===== DATA FOR REVIEW =====
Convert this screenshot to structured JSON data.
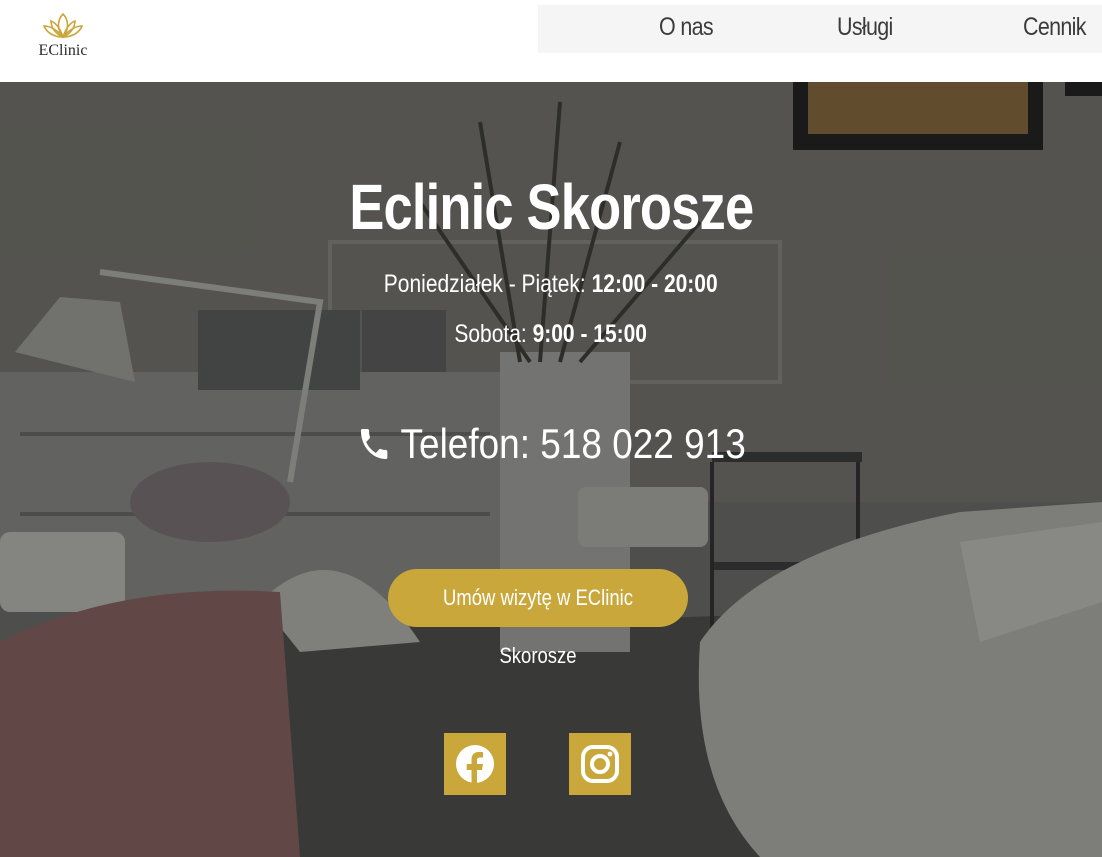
{
  "brand": {
    "logo_text": "EClinic",
    "accent_color": "#c9a73b",
    "logo_icon": "lotus-icon"
  },
  "nav": {
    "items": [
      {
        "label": "O nas"
      },
      {
        "label": "Usługi"
      },
      {
        "label": "Cennik"
      }
    ]
  },
  "hero": {
    "title": "Eclinic Skorosze",
    "hours": {
      "weekday_label": "Poniedziałek - Piątek:",
      "weekday_time": "12:00 - 20:00",
      "saturday_label": "Sobota:",
      "saturday_time": "9:00 - 15:00"
    },
    "phone": {
      "icon": "phone-icon",
      "text": "Telefon: 518 022 913"
    },
    "cta_label": "Umów wizytę w EClinic Skorosze",
    "social": [
      {
        "name": "facebook",
        "icon": "facebook-icon"
      },
      {
        "name": "instagram",
        "icon": "instagram-icon"
      }
    ]
  }
}
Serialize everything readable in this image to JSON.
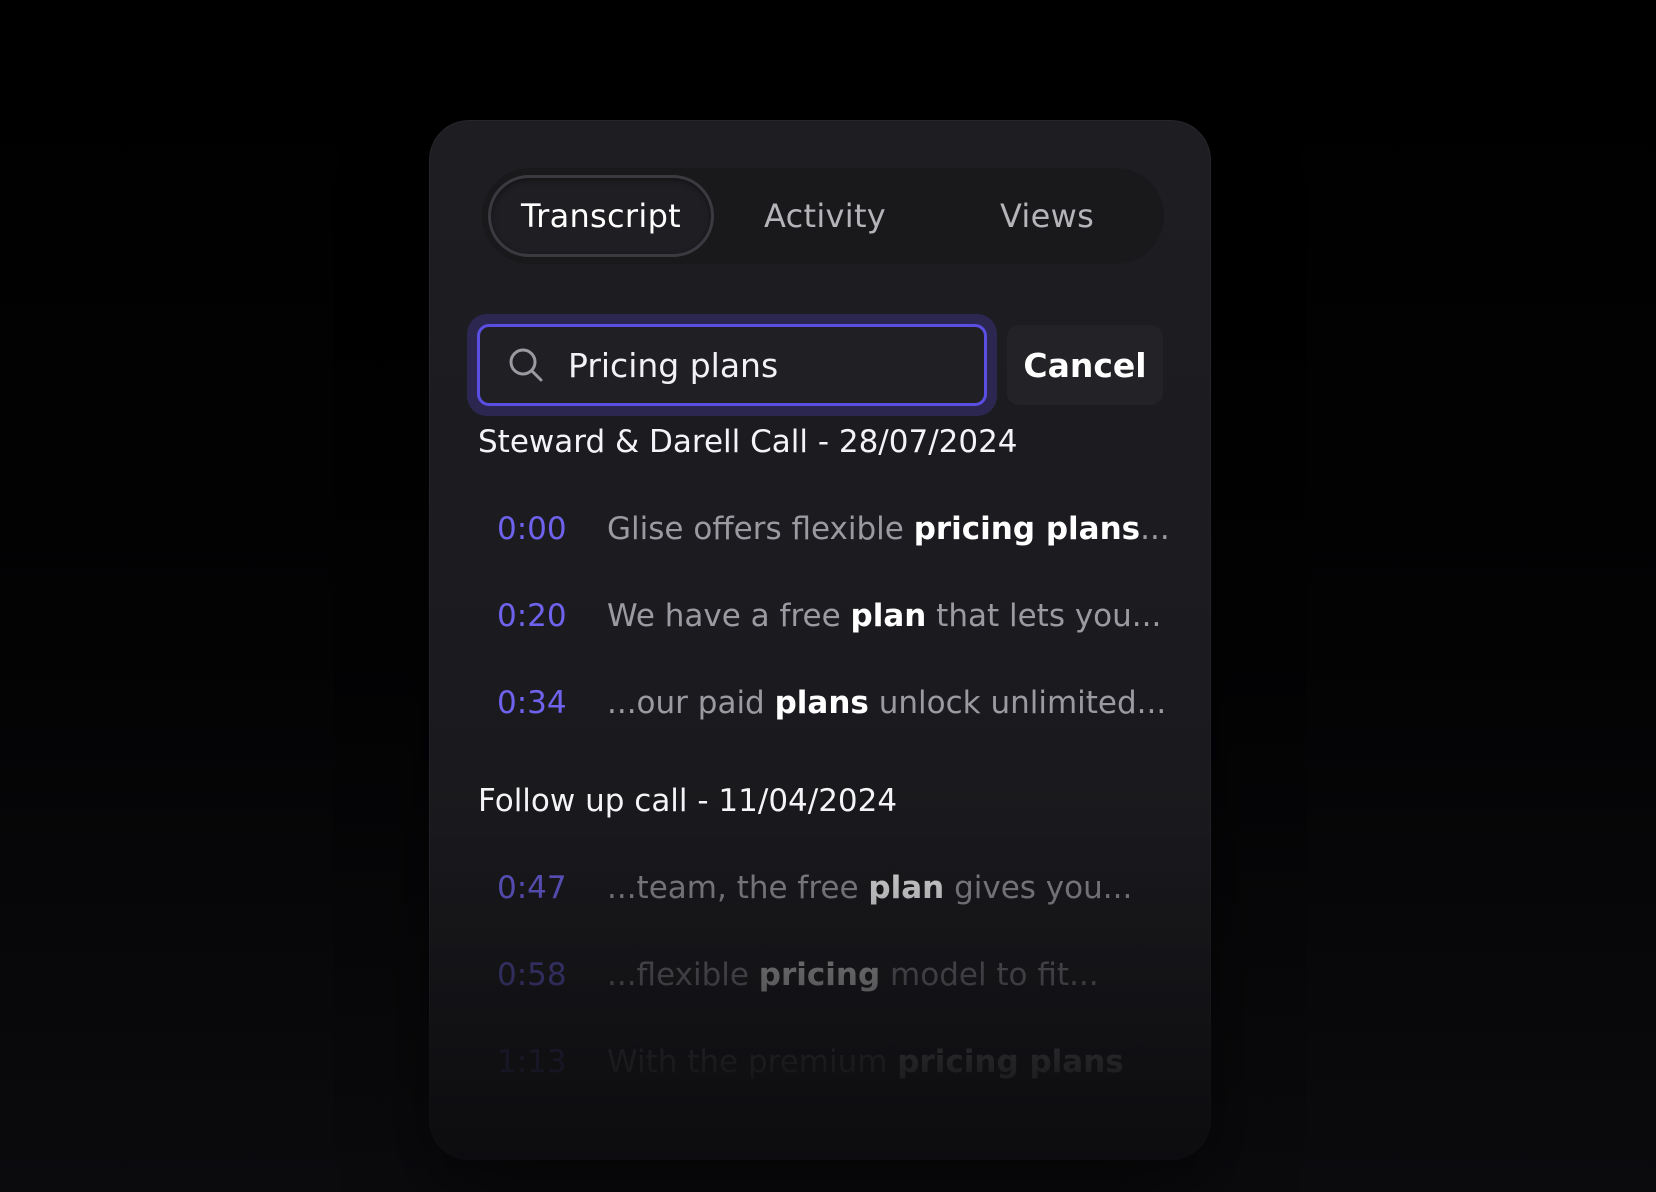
{
  "tabs": [
    {
      "label": "Transcript",
      "active": true
    },
    {
      "label": "Activity",
      "active": false
    },
    {
      "label": "Views",
      "active": false
    }
  ],
  "search": {
    "value": "Pricing plans",
    "icon": "search-icon",
    "cancel_label": "Cancel"
  },
  "sections": [
    {
      "title": "Steward & Darell Call - 28/07/2024",
      "results": [
        {
          "time": "0:00",
          "pre": "Glise offers flexible ",
          "match": "pricing plans",
          "post": "..."
        },
        {
          "time": "0:20",
          "pre": "We have a free ",
          "match": "plan",
          "post": " that lets you..."
        },
        {
          "time": "0:34",
          "pre": "...our paid ",
          "match": "plans",
          "post": " unlock unlimited..."
        }
      ]
    },
    {
      "title": "Follow up call - 11/04/2024",
      "results": [
        {
          "time": "0:47",
          "pre": "...team, the free ",
          "match": "plan",
          "post": " gives you..."
        },
        {
          "time": "0:58",
          "pre": "...flexible ",
          "match": "pricing",
          "post": " model to fit..."
        },
        {
          "time": "1:13",
          "pre": "With the premium ",
          "match": "pricing plans",
          "post": ""
        }
      ]
    }
  ],
  "colors": {
    "accent": "#5b4ee2",
    "timestamp": "#6f63ee",
    "panel": "#1e1e22",
    "background": "#000000"
  }
}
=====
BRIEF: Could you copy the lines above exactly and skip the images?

RESULT OF THE EXERCISE:
Convert this screenshot to structured JSON data.
{
  "brand": {
    "logo_text": "EClinic",
    "accent_color": "#c9a73b",
    "logo_icon": "lotus-icon"
  },
  "nav": {
    "items": [
      {
        "label": "O nas"
      },
      {
        "label": "Usługi"
      },
      {
        "label": "Cennik"
      }
    ]
  },
  "hero": {
    "title": "Eclinic Skorosze",
    "hours": {
      "weekday_label": "Poniedziałek - Piątek:",
      "weekday_time": "12:00 - 20:00",
      "saturday_label": "Sobota:",
      "saturday_time": "9:00 - 15:00"
    },
    "phone": {
      "icon": "phone-icon",
      "text": "Telefon: 518 022 913"
    },
    "cta_label": "Umów wizytę w EClinic Skorosze",
    "social": [
      {
        "name": "facebook",
        "icon": "facebook-icon"
      },
      {
        "name": "instagram",
        "icon": "instagram-icon"
      }
    ]
  }
}
Serialize everything readable in this image to JSON.
{
  "tabs": [
    {
      "label": "Transcript",
      "active": true
    },
    {
      "label": "Activity",
      "active": false
    },
    {
      "label": "Views",
      "active": false
    }
  ],
  "search": {
    "value": "Pricing plans",
    "icon": "search-icon",
    "cancel_label": "Cancel"
  },
  "sections": [
    {
      "title": "Steward & Darell Call - 28/07/2024",
      "results": [
        {
          "time": "0:00",
          "pre": "Glise offers flexible ",
          "match": "pricing plans",
          "post": "..."
        },
        {
          "time": "0:20",
          "pre": "We have a free ",
          "match": "plan",
          "post": " that lets you..."
        },
        {
          "time": "0:34",
          "pre": "...our paid ",
          "match": "plans",
          "post": " unlock unlimited..."
        }
      ]
    },
    {
      "title": "Follow up call - 11/04/2024",
      "results": [
        {
          "time": "0:47",
          "pre": "...team, the free ",
          "match": "plan",
          "post": " gives you..."
        },
        {
          "time": "0:58",
          "pre": "...flexible ",
          "match": "pricing",
          "post": " model to fit..."
        },
        {
          "time": "1:13",
          "pre": "With the premium ",
          "match": "pricing plans",
          "post": ""
        }
      ]
    }
  ],
  "colors": {
    "accent": "#5b4ee2",
    "timestamp": "#6f63ee",
    "panel": "#1e1e22",
    "background": "#000000"
  }
}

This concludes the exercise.